But another aspect of ad fraud is viewability. A number of years ago, the out-of-home (OOH) industry recognized that raw traffic numbers were not an accurate indicator of how many people saw a billboard. They simply might not be looking at it. More robust research enabled the OOH industry to build a better understanding of impact based on consumer behavior, and they developed the Eyes on Impressions model.

Similarly, not every online impression recorded is necessarily in view long enough or even at all. Finally, unless you’re buying directly from publishers, you’re mostly likely using some sort of network, exchange or programmatic buying software that delivers ads on multiple websites and devices. It’s important for most brands that their messaging is not displayed on adult content, fake news, weapons/drugs content, etc.

What Can Be Done About Digital Advertising Fraud?

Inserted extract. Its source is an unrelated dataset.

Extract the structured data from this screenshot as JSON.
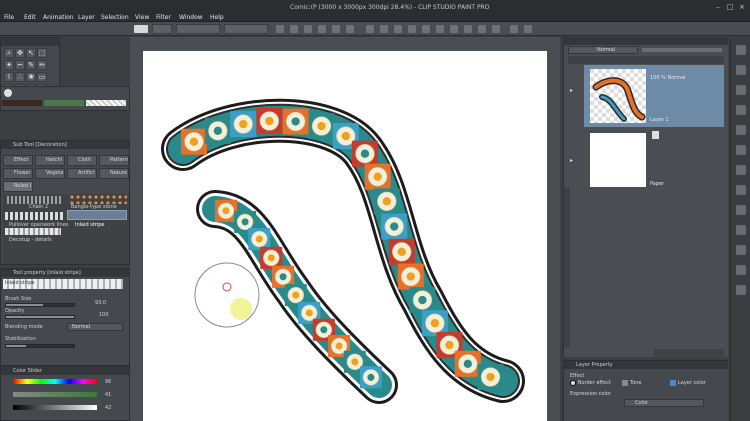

Any time your campaign has fraudulent impressions it reduces its effectiveness by reaching less of your target audience, similar to if your targeting is incorrect or if you’re paying too much. However, there are some smart and effective ways you can try and offset it.

Closely monitor your metrics

If there are suspiciously large changes in engagement, such as suddenly increased click through rates, it’s worth digging deeper. Regularly check your Google Analytics for unusual spikes on volume or unusual geographical sources, including overseas or out of your target. Beware of very high bounce rates or limited time spent on your website. If viable for your business, consider investing in a programmatic buying platform where you can check your campaigns in real time.

Be more discriminating with the partners used

Work only with companies that have invested in extensive proprietary anti-fraud technology, as well as third party verification. Seek partners that are highly ranked by the Interactive Advertising Bureau (IAB) and push to only buy from authorized sellers listed in a publisher’s ads.txt file.

Review the Quality of Partner Inventory

If your ads run around offensive or harmful content or are competing with too many other ads, you can put your brand’s reputation at risk by lowering the user experience (UX). Sites where ads are placed should have clear protocols on the number of ads allowed per page. A good rule of thumb is six or fewer ads per page for a better UX. Partner with exchanges that have strict standards and are committed to delivering the highest quality content possible for your ad delivery.

Create Your Own Attribution Models

At the end of the day, your campaigns are successful if they achieve your objectives. Every medium has some wastage and you negotiate your buys based on what you feel they are worth. As long as you know how many impressions you need to generate a set number of conversions then you can discover what you are prepared to pay—inclusive of any fraudulent traffic.